→ **Your instructions**:
Which lines of the entries contain the word "kind"? Please list them.

(Items listed in a dataset)

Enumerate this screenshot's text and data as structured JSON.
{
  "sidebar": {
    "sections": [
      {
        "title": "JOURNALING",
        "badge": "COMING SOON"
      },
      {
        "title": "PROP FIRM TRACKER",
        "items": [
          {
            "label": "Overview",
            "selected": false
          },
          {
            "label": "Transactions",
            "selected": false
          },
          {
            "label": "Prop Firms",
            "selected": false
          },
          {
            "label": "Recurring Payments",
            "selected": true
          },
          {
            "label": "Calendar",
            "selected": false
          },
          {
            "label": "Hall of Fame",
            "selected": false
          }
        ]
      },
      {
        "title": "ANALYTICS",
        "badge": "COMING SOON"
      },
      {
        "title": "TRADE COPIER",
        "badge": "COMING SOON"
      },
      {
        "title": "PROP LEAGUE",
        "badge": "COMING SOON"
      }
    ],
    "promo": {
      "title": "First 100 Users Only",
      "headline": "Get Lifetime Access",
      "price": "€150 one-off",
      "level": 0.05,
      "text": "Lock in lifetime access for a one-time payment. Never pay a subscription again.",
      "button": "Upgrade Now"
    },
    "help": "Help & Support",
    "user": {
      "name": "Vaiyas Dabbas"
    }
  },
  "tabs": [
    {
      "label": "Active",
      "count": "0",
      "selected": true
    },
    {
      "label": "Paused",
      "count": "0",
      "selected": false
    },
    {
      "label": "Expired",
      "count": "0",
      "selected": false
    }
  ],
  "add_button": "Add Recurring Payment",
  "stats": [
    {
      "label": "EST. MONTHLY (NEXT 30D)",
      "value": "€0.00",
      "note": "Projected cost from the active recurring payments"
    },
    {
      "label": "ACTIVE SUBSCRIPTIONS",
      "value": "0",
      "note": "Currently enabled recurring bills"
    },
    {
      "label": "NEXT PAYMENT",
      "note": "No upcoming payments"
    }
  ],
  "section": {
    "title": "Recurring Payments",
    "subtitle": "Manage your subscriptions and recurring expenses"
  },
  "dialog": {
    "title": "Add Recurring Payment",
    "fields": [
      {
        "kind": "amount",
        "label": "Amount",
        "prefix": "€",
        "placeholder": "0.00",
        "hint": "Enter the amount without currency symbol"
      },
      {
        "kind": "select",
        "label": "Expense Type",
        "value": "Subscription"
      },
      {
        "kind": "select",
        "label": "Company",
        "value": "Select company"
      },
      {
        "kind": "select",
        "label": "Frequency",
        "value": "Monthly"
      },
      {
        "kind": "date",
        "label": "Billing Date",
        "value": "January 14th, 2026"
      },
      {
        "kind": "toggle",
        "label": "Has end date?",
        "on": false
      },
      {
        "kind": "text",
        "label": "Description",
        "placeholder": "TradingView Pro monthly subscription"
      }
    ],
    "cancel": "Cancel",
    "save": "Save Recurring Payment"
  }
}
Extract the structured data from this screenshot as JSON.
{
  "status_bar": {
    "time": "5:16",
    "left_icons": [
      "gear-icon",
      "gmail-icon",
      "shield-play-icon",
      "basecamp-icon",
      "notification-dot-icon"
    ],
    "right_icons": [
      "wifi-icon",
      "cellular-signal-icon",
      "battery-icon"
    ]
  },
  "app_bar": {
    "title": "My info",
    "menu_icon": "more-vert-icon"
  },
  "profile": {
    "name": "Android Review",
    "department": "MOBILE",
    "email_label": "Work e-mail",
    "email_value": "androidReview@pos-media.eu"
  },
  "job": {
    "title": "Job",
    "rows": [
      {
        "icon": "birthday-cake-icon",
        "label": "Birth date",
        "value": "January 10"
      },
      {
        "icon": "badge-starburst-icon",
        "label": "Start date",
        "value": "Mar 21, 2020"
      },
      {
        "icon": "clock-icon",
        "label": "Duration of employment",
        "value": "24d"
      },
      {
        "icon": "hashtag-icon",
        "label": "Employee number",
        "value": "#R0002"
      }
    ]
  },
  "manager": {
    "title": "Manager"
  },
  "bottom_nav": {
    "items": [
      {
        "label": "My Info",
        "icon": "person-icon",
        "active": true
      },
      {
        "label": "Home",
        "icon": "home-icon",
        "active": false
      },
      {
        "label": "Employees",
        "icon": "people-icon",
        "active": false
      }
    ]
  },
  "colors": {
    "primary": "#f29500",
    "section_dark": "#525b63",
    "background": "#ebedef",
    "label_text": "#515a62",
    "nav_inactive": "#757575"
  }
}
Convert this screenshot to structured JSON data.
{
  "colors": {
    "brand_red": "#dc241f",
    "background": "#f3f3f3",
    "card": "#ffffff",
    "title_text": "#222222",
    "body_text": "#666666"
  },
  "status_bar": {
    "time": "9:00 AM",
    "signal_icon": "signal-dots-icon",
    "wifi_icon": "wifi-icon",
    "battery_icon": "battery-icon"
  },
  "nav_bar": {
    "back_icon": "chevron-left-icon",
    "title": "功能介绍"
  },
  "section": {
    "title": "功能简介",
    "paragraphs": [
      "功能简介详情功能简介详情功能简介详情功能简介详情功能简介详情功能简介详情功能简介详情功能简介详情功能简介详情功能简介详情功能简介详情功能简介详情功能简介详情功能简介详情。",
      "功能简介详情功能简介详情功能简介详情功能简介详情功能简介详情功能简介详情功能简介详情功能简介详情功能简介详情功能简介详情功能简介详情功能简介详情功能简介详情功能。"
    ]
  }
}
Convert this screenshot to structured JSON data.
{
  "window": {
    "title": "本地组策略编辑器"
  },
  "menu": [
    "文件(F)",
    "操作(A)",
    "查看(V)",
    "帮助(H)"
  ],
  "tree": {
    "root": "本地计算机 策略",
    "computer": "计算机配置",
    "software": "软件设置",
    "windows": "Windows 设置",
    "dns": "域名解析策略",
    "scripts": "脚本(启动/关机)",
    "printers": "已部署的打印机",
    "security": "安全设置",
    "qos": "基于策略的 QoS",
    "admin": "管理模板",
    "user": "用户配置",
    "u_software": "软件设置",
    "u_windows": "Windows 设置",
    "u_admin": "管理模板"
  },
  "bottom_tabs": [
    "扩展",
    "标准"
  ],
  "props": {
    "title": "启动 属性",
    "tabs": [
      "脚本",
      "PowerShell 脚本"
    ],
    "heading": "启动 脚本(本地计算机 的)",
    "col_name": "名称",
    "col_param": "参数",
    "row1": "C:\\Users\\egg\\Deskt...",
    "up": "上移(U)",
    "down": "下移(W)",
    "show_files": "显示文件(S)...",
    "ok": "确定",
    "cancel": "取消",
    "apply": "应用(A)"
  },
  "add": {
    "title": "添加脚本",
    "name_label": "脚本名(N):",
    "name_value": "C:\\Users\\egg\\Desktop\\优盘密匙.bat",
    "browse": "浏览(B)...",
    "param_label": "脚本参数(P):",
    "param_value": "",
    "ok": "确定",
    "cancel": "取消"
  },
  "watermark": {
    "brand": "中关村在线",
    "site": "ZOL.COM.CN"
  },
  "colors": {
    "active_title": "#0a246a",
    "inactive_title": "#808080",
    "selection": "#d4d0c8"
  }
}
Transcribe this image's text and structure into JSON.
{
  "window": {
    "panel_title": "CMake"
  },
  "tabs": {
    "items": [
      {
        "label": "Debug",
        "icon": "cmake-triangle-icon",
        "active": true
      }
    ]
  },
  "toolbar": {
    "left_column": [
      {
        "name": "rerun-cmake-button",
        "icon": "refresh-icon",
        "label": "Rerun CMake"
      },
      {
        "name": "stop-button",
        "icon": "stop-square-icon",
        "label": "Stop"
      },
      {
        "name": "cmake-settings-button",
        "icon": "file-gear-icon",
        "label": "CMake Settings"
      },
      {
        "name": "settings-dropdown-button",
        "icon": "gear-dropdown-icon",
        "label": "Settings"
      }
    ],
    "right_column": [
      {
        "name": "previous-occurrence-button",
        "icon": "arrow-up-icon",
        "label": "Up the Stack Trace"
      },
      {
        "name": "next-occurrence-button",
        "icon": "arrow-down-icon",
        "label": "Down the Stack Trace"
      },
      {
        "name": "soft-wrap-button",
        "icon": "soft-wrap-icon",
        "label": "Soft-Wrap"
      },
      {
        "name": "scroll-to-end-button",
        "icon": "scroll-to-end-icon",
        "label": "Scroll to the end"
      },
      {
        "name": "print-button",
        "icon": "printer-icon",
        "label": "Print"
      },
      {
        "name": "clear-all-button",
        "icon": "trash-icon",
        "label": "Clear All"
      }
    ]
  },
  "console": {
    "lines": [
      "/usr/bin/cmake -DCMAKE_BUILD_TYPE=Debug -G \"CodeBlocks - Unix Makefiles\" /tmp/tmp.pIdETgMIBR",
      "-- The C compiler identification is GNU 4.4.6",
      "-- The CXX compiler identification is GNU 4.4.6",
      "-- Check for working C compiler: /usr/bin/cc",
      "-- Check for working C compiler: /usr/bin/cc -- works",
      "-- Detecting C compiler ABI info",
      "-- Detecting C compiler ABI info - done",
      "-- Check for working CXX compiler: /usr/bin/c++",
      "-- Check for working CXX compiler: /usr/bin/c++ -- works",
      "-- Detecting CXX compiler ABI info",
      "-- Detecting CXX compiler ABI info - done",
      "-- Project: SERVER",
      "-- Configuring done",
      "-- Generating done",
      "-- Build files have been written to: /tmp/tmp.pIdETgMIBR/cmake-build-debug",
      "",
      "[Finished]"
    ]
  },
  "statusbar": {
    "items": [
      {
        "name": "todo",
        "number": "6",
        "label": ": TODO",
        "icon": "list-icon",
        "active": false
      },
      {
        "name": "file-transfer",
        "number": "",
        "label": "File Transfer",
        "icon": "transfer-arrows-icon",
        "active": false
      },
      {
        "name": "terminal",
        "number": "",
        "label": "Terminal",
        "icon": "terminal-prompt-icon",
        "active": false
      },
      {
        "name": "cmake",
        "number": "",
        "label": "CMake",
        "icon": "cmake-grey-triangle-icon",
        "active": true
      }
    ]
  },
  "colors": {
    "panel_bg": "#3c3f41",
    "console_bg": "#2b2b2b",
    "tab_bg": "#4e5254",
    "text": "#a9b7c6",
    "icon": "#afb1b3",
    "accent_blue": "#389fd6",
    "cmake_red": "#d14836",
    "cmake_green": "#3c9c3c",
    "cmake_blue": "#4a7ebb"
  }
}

→ **Task output**:
        "kind": "amount",
        "kind": "select",
        "kind": "select",
        "kind": "select",
        "kind": "date",
        "kind": "toggle",
        "kind": "text",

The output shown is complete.